- **ASSIGNMENT**
Work through the data below and give the number of lines holding the word "name", without any other text.

[[ DATASET RECORDS, beginning ]]

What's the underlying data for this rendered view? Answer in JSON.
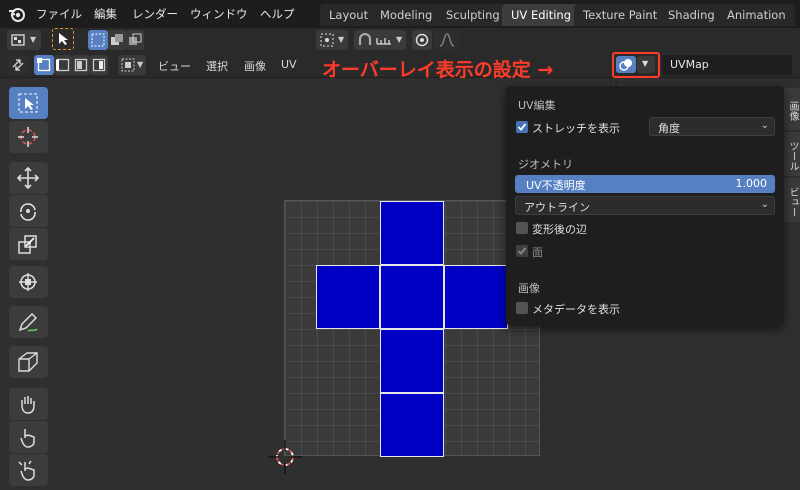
{
  "menu": {
    "items": [
      "ファイル",
      "編集",
      "レンダー",
      "ウィンドウ",
      "ヘルプ"
    ]
  },
  "workspace_tabs": [
    "Layout",
    "Modeling",
    "Sculpting",
    "UV Editing",
    "Texture Paint",
    "Shading",
    "Animation"
  ],
  "active_workspace": "UV Editing",
  "editor_menu": {
    "items": [
      "ビュー",
      "選択",
      "画像",
      "UV"
    ]
  },
  "annotation": {
    "text": "オーバーレイ表示の設定 →",
    "color": "#ff3b2a"
  },
  "uv_map": {
    "name": "UVMap"
  },
  "faded_panel_label": "UV編集",
  "overlay_popup": {
    "uv_section": {
      "title": "UV編集",
      "stretch_label": "ストレッチを表示",
      "stretch_checked": true,
      "stretch_mode": "角度"
    },
    "geometry_section": {
      "title": "ジオメトリ",
      "opacity_label": "UV不透明度",
      "opacity_value": "1.000",
      "edge_display": "アウトライン",
      "modified_edges_label": "変形後の辺",
      "modified_edges_checked": false,
      "faces_label": "面",
      "faces_checked": true
    },
    "image_section": {
      "title": "画像",
      "metadata_label": "メタデータを表示",
      "metadata_checked": false
    }
  },
  "sidebar_tabs": [
    "画像",
    "ツール",
    "ビュー"
  ],
  "colors": {
    "accent": "#5680c2",
    "uv_face": "#0000c4",
    "annotation": "#ff3b2a"
  }
}
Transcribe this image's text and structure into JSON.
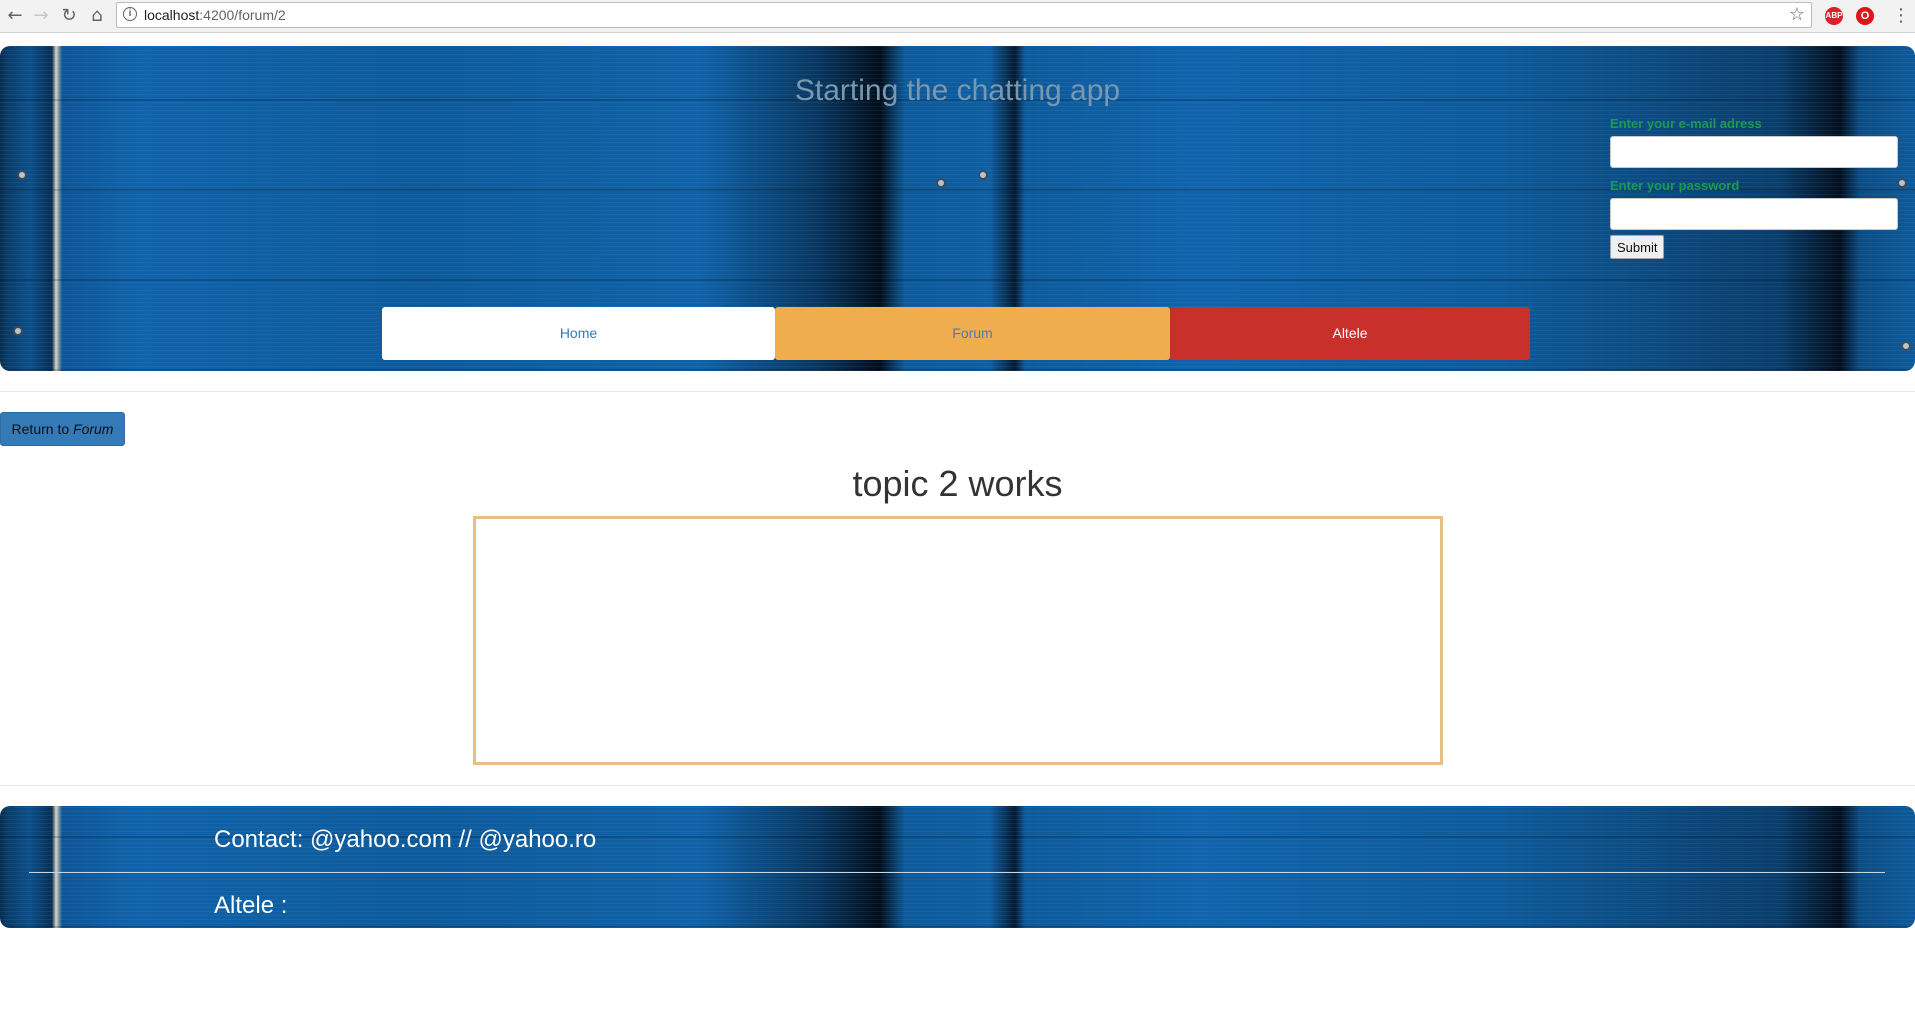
{
  "browser": {
    "url_host": "localhost",
    "url_path": ":4200/forum/2",
    "back_icon": "arrow-left",
    "forward_icon": "arrow-right",
    "reload_icon": "reload",
    "home_icon": "home",
    "bookmark_icon": "star",
    "extensions": [
      {
        "name": "adblock-plus",
        "label": "ABP",
        "color": "#d9202b"
      },
      {
        "name": "opera",
        "label": "O",
        "color": "#e0141d"
      }
    ]
  },
  "header": {
    "title": "Starting the chatting app",
    "login": {
      "email_label": "Enter your e-mail adress",
      "email_value": "",
      "password_label": "Enter your password",
      "password_value": "",
      "submit_label": "Submit"
    },
    "nav": {
      "home": "Home",
      "forum": "Forum",
      "altele": "Altele"
    }
  },
  "main": {
    "return_label": "Return to ",
    "return_target": "Forum",
    "topic_title": "topic 2 works"
  },
  "footer": {
    "contact": "Contact: @yahoo.com // @yahoo.ro",
    "altele": "Altele :"
  },
  "colors": {
    "accent_blue": "#337ab7",
    "forum_orange": "#f0ad4e",
    "altele_red": "#c9302c",
    "label_green": "#1a9a52",
    "box_border": "#e8bf86"
  }
}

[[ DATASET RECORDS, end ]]

- **OUTPUT OF THE TASK**
3